I am a firm believer in Stalin's policies - in his native Georgia he is still revered and treated as a hero, which has to tell us something. There is a substantial body of evidence that most Soviets were well-treated under his regime. I think that the automatic assumption that "capitalism is good" may be true in some cases, but not all. China does not seem to be doing too badly at the moment (rising prosperity of the people, host of the Olympic Games etc).
Anthony Bullock, UK


I guess that is freedom, but the ordinary man on the street has paid a huge price to get it

Steve J, England
In the past, when I visited the USSR on business, I could walk freely down the street. Now under the new regime there has been a huge increase in organised crime, so now I am ferried by taxi from my hotel to the offices 'just in case'. As I am driven through the streets you can see the decay and poverty. I guess that is freedom, but the ordinary man on the street has paid a huge price to get it.
Steve J, England

It depends I suppose on how you define freedom. Freedom for the rich to exploit the poor? Freedom for the gangsters to terrorise the weak? Freedom to starve to death? Freedom for the corrupt to plunder and extort? Welcome to the wonderful world of capitalism.
Bob, UK

Unfortunately the people who are in power today in the various former Soviet republics are the same people who were in power ten years ago and are not genuine democrats or reformers. With these people in power who still have a communist mentality and are corrupt and authoritarian, is there any realistic chance that things could change?
M. Danylevych, England

After all those years of leaving it to the state to do the thinking and planning (if that's what they called it), it is obviously going to take a long time to get people to think for themselves. Russia deserves our support and respect for seeing the light ... nobody said it was going to be easy!
Mark M. Newdick, US/ UK

Send us your comments:
Name:

Your E-mail Address:


Country:

Comments:

Disclaimer: The BBC will put up as many of your comments as possible but we cannot guarantee that all e-mails will be published.

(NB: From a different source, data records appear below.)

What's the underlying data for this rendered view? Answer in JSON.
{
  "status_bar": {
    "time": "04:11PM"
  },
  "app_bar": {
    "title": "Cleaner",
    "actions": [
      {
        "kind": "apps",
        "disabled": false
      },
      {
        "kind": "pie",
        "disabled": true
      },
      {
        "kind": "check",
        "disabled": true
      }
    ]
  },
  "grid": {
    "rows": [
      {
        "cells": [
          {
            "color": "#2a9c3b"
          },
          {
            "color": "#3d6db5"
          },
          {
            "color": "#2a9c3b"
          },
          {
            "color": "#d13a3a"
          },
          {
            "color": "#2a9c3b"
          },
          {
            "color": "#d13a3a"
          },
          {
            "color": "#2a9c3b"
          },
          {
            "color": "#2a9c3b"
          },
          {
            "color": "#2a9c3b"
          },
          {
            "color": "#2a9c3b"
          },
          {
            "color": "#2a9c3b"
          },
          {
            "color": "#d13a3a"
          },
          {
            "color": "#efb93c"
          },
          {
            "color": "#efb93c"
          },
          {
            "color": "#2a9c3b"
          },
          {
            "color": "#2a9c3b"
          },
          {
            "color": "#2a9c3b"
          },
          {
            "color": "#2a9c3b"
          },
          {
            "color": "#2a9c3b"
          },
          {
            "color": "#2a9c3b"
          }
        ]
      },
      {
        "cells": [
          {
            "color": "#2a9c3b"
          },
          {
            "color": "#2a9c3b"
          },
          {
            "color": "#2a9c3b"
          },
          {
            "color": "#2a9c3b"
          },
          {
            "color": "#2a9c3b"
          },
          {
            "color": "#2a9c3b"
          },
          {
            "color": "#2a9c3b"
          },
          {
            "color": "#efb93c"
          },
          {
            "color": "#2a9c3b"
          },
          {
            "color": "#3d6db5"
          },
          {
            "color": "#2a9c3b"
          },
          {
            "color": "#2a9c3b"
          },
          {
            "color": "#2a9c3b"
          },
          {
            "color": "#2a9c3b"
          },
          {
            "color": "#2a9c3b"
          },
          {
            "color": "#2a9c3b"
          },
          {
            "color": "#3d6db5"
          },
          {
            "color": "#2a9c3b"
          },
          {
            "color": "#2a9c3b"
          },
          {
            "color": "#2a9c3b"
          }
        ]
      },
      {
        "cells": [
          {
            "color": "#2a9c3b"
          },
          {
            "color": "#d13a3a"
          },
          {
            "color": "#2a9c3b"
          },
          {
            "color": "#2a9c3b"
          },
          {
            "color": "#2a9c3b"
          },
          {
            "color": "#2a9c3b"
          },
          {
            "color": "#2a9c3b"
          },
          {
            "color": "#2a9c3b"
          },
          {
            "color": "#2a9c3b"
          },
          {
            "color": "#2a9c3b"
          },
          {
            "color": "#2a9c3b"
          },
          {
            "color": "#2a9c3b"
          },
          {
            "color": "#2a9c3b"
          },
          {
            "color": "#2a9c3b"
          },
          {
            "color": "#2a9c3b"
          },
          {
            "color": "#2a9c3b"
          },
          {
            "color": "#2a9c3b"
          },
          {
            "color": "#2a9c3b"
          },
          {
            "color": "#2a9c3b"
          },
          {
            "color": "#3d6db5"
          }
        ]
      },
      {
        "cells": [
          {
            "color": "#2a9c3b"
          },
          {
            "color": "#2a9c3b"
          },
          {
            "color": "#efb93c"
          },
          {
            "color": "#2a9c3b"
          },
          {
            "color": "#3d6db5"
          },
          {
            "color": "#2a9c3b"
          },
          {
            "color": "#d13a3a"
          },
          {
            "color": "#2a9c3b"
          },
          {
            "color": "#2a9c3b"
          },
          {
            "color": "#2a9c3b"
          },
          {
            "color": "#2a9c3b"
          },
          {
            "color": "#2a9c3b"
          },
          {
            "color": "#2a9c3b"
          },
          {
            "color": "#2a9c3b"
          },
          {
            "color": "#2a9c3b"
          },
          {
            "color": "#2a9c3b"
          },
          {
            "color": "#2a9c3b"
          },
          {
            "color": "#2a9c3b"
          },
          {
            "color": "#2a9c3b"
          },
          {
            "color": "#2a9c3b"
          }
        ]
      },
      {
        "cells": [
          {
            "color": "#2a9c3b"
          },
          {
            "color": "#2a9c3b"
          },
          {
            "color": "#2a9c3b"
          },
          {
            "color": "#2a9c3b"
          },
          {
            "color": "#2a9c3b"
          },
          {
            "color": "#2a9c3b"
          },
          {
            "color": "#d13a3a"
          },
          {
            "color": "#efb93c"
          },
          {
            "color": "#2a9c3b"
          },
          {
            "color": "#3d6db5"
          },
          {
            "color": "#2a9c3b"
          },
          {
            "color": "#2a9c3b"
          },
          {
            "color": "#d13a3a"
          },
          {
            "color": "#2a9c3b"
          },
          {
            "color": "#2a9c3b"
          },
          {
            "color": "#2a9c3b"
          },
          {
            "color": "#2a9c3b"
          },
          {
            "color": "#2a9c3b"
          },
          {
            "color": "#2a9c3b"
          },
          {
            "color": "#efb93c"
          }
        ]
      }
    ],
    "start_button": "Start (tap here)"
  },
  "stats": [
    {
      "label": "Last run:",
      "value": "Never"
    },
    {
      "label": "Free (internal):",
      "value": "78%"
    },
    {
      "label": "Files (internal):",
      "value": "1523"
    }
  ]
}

The BBC reserves the right to edit comments that are published.
 WATCH/LISTEN
 ON THIS STORY
Listen now
... to the Europe Today debate


E-mail this story to a friend

Links to more European stories